What you see above represents just a fraction of my collection, and holds only my small pocket folders I don't put to regular use. Frankly, very few of them have or will ever see any real use. They are eye candy - to be held, admired for their fine workmanship and unique design or construction elements, then to be put away for future admiration sessions. And so it is with most of my Case pocket knives. About half of this collection is made up of Case knives, most of them higher grade examples with exotic handle materials or limited edition designs. There are a few 'workman' grade Case blades in the picture, ones I hold in reserve in case I lose my daily carry knife (which is the one knife in the picture with the blades opened).
I've carried a knife of this style for most of my adult life and think there's no finer example of a classic American pocket knife pattern. That's why my collection tends to focus on stockman pattern knives. All of the knives in the bottom row are stockman patterns by different manufacturers.

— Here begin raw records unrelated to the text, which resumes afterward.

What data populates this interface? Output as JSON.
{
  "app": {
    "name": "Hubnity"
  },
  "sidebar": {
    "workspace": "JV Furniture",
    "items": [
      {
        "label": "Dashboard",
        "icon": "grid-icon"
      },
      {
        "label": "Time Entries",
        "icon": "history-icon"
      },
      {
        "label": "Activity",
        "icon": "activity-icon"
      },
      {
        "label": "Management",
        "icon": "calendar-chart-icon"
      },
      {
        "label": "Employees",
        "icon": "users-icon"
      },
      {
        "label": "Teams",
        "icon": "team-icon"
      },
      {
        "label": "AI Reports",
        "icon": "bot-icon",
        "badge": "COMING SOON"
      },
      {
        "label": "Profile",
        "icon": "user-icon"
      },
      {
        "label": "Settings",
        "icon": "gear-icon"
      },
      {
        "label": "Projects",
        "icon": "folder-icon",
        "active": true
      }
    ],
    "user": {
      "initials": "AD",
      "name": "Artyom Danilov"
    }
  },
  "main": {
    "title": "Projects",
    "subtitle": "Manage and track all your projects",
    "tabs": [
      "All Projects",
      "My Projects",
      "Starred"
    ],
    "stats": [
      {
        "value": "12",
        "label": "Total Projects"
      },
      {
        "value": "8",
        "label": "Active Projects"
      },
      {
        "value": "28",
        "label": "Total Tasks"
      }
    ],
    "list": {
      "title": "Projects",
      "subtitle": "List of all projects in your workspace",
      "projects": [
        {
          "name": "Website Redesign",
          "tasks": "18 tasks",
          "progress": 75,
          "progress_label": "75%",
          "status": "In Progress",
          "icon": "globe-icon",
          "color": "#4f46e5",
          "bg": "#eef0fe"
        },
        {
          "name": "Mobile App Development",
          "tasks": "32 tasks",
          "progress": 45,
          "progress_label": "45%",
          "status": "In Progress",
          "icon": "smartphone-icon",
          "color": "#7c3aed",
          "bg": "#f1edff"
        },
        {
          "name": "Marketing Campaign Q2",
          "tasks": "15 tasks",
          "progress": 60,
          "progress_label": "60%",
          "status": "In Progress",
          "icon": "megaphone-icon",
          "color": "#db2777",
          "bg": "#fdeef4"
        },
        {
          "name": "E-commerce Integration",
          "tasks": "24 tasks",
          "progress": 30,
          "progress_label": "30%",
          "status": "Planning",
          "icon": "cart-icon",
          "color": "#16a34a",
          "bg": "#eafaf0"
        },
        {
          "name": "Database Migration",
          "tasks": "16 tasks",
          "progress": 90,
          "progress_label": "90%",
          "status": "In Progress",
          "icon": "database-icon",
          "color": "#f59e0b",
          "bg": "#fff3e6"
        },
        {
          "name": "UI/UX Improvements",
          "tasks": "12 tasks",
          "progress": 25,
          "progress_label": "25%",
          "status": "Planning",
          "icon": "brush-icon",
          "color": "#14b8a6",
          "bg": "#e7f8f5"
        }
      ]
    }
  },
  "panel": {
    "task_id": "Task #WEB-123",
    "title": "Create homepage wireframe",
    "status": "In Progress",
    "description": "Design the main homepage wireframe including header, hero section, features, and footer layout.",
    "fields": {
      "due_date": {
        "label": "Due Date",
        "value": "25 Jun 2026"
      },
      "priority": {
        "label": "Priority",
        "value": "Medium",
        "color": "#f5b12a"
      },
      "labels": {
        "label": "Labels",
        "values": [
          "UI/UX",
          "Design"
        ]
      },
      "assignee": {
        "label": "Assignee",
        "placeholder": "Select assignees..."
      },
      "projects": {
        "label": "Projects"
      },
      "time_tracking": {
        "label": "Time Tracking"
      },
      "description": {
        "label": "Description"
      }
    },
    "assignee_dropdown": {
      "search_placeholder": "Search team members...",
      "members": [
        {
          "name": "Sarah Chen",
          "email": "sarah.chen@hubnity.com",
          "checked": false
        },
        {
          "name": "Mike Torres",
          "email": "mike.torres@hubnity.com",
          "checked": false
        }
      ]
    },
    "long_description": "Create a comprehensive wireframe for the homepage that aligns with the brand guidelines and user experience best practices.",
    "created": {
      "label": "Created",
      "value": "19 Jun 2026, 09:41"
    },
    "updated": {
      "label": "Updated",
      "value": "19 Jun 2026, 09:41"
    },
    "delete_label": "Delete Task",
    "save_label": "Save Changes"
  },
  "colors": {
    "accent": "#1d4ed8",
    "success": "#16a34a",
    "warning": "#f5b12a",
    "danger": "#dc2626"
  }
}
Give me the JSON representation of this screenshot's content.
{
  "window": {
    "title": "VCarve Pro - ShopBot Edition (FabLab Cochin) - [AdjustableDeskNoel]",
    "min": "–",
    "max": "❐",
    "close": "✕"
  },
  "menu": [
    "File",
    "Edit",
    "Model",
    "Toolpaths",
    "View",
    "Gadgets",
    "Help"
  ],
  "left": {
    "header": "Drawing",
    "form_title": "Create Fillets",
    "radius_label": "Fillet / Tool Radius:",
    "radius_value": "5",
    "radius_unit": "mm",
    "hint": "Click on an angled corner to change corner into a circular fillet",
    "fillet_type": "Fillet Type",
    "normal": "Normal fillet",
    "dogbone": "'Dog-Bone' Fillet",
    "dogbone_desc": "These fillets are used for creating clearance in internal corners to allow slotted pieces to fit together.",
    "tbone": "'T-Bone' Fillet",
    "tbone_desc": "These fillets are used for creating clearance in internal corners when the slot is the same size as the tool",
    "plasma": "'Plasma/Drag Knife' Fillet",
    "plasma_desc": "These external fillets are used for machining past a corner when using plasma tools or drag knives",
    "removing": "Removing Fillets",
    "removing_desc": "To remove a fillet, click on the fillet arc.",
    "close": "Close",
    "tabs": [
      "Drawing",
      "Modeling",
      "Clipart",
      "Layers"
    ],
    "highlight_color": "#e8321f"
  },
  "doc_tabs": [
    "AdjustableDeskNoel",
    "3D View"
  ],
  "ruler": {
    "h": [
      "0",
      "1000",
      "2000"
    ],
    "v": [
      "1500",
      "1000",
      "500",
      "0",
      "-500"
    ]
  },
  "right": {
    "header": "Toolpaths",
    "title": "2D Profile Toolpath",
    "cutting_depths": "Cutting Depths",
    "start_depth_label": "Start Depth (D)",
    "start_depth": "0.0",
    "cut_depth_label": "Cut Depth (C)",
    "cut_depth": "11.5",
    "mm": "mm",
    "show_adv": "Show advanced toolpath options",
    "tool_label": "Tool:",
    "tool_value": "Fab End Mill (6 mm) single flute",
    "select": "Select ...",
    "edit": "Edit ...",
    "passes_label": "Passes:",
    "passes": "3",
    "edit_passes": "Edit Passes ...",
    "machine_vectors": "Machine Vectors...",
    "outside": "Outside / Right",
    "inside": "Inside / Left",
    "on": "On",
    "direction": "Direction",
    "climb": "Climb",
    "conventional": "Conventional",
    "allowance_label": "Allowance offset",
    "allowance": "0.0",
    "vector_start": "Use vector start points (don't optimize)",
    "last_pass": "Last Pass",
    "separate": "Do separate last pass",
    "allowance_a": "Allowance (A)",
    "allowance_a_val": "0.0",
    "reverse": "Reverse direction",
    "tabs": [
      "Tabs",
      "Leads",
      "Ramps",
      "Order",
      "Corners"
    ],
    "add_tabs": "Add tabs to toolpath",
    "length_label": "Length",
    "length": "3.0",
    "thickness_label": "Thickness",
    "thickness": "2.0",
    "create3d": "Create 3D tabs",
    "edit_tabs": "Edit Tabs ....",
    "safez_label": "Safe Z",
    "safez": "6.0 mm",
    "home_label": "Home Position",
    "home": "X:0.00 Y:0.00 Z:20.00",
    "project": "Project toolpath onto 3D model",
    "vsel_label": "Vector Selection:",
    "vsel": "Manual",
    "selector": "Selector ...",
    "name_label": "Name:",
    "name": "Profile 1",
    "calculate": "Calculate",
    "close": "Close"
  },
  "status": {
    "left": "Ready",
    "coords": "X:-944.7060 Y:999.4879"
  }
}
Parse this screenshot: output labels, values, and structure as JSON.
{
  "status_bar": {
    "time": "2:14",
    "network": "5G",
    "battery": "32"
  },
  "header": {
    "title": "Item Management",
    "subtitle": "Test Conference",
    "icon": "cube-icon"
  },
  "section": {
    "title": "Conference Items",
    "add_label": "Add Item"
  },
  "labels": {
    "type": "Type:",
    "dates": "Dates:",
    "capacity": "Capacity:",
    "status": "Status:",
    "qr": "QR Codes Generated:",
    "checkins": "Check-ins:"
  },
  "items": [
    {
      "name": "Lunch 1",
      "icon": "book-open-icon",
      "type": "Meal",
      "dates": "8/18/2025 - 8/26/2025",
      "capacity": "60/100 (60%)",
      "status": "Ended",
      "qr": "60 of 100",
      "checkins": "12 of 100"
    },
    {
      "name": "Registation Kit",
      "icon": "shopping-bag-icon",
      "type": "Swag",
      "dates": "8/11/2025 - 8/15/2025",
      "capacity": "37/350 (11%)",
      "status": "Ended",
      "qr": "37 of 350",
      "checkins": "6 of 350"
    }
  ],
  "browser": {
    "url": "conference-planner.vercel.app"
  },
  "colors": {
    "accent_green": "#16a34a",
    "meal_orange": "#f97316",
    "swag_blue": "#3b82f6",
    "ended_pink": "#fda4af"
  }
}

Looking over the collection a few observations struck me beyond my obvious slobbering admiration for Case products.
- Country of origin is not an indicator of quality. I have examples from the US, Germany, England and China in this collection. Some American knifes are the worst executed of the bunch. Some of the best executed were made in China. In fact, the knives in this collection that were made by Buck are an interesting example of what I'm talking about. The folders made in Buck's Chinese factory are better fitted and finished than similar knives produced in their US factory. Now, the US produced Buck folders are not bad, it's just that their Chinese knives are clearly better. And cheaper.
- There are huge holes in my collection - time holes that is. I've been interested in knives most of my life and I've been 'accumulating' since I was a teenager (back when teenagers could legally buy knives). The holes represent two factors. First is available cash. Providing for a growing family is expensive, particularly on the paltry salary of a junior Army officer. As the kids were growing up there wasn't much spare cash to put towards knife collecting. As I needed a blade I'd pick one up cheap at the PX, or go haunt places like the late, great Cumberland Knife & Gun shop in Fayetteville, NC hoping to grab one of the less expensive production blades by talented designers like Al Mar. But the real hole was created by loss and theft. At one point I had a whole duffle bag full of knives 'disappear' during a move from Fort Belvior to Germany, and I've lost perhaps a dozen knives during the normal course of my military duties. I have, quite literally, dropped knives around the world. Perhaps it's my way of dropping bread crumbs to make sure I can find my way back. I dunno. But on the training grounds and battlegrounds of Germany, Korea, Central America, Saudi Arabia and Iraq I've managed to lose something close to a dozen knives. Some were lent out and never returned, some fell out of the sheath during late night road marches, some decided they'd try to beat me to the ground during parachute jumps, and a few were actually broken in use. So what I have today is a collection that mostly reflects my collecting activity of the past decade. I remember many of the knives that are no longer with me. Most had a good story to tell.
- I'm clearly a traditionalist at heart. The world is full of folders designed on state-of-the art CAD systems and constructed using materials more suited to the Space program than pocket knives. They are great products, but I'll have none of that in my collection. If a pocket knife isn't made of steel, brass, wood, bone or stag I won't even give it a passing glance. Gimmie' my knives just the way they were back in the good old days, when John Wayne was making westerns, you could still buy 100 octane gas and taking a pocket knife to school wouldn't get the SWAT team called out.
- And last but not least - it's a great time to be collecting knives! The availability and quality has never been better (really, it hasn't). The Internet, on-line shopping and on-line auction sites have fundamentally changed knife collecting. It's just a lot more fun today than it was 20 years ago.